Date of Award


Document Type

Honors Thesis

Degree Name

Bachelor of Arts
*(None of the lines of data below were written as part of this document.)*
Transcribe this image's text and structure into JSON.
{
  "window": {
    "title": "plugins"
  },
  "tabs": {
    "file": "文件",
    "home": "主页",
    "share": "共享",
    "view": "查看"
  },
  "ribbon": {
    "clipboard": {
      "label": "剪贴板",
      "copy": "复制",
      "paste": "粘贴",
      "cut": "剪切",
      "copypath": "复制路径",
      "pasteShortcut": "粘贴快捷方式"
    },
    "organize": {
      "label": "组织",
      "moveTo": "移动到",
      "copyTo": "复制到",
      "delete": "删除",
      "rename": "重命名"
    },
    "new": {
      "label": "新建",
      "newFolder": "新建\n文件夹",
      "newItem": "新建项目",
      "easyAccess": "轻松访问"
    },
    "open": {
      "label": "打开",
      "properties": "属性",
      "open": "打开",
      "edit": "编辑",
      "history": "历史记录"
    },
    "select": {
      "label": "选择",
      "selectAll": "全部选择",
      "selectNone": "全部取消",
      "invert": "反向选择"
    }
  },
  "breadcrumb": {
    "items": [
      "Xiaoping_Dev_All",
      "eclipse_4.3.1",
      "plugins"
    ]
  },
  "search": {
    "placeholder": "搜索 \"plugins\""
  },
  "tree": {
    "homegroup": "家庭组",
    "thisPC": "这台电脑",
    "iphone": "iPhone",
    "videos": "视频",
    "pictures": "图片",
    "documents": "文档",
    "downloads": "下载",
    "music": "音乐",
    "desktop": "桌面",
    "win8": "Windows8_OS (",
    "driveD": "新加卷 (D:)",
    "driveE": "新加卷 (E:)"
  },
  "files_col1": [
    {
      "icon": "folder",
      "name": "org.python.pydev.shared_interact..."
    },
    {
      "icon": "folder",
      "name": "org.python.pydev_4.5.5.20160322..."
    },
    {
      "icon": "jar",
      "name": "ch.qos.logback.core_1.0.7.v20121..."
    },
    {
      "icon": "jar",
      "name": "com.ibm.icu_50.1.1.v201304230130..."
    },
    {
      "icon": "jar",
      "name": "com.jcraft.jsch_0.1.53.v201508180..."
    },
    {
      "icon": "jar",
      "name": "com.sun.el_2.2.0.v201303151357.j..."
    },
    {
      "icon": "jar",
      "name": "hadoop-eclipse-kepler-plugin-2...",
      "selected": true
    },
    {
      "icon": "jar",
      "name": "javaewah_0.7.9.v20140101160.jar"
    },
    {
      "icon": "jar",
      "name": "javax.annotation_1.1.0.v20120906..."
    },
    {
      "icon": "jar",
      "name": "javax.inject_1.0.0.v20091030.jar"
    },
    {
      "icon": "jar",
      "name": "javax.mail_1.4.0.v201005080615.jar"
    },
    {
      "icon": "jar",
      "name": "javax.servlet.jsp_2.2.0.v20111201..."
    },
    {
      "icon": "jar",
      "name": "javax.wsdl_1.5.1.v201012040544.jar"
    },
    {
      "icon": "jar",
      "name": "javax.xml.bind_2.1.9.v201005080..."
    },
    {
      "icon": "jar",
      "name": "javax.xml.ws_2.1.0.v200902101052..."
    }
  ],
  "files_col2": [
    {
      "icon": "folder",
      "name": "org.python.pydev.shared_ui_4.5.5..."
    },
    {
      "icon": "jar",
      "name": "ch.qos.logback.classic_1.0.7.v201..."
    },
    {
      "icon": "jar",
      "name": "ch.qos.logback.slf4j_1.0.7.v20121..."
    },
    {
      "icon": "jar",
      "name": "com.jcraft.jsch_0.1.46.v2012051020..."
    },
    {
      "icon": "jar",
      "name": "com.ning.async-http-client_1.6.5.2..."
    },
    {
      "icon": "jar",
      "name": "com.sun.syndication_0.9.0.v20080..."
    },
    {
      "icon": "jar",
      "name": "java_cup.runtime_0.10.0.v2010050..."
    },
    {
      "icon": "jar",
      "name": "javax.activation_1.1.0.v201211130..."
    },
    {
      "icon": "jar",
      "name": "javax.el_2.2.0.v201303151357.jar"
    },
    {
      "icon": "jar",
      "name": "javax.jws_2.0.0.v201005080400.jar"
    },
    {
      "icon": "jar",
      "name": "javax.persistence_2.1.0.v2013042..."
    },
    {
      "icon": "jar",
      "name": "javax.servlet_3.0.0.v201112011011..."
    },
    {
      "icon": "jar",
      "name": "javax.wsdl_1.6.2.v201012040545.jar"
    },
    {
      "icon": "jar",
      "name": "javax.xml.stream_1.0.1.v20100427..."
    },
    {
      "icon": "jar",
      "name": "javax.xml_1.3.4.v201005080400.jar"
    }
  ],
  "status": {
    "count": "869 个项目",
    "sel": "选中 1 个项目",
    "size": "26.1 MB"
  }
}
The U.S. financial services industry’s gains are generally soaring these days in light of impending deregulation and lower taxes for their clients as well as for themselves, but have they really emerged from the long shadow cast by the global financial crisis? This paper attempts to examine this issue focusing on two aspects of mergers and acquisitions in the U.S. financial services industry: the wealth effects and the merger premiums. Based on a sample of over 2,500 mergers and acquisitions deals completed during the period 2004 through 2016 and using the event study methodology, this study finds that target shareholders continued to post significant gains throughout the crisis period though the number of deals declined dramatically. Bidding firm shareholders went from posting significant but low negative returns to insignificant returns with the number of deals declining dramatically too. Based on a sample of 210 deals, panel regressions used to identify the determinants of merger premiums find the method of payment and product diversification (bank acquiring nonbanks) to be significant determinants before the crisis but not so post-crisis. The study’s preliminary findings suggest that merger premiums and consolidation in the industry continue to bemotivated by economies of scale and scope.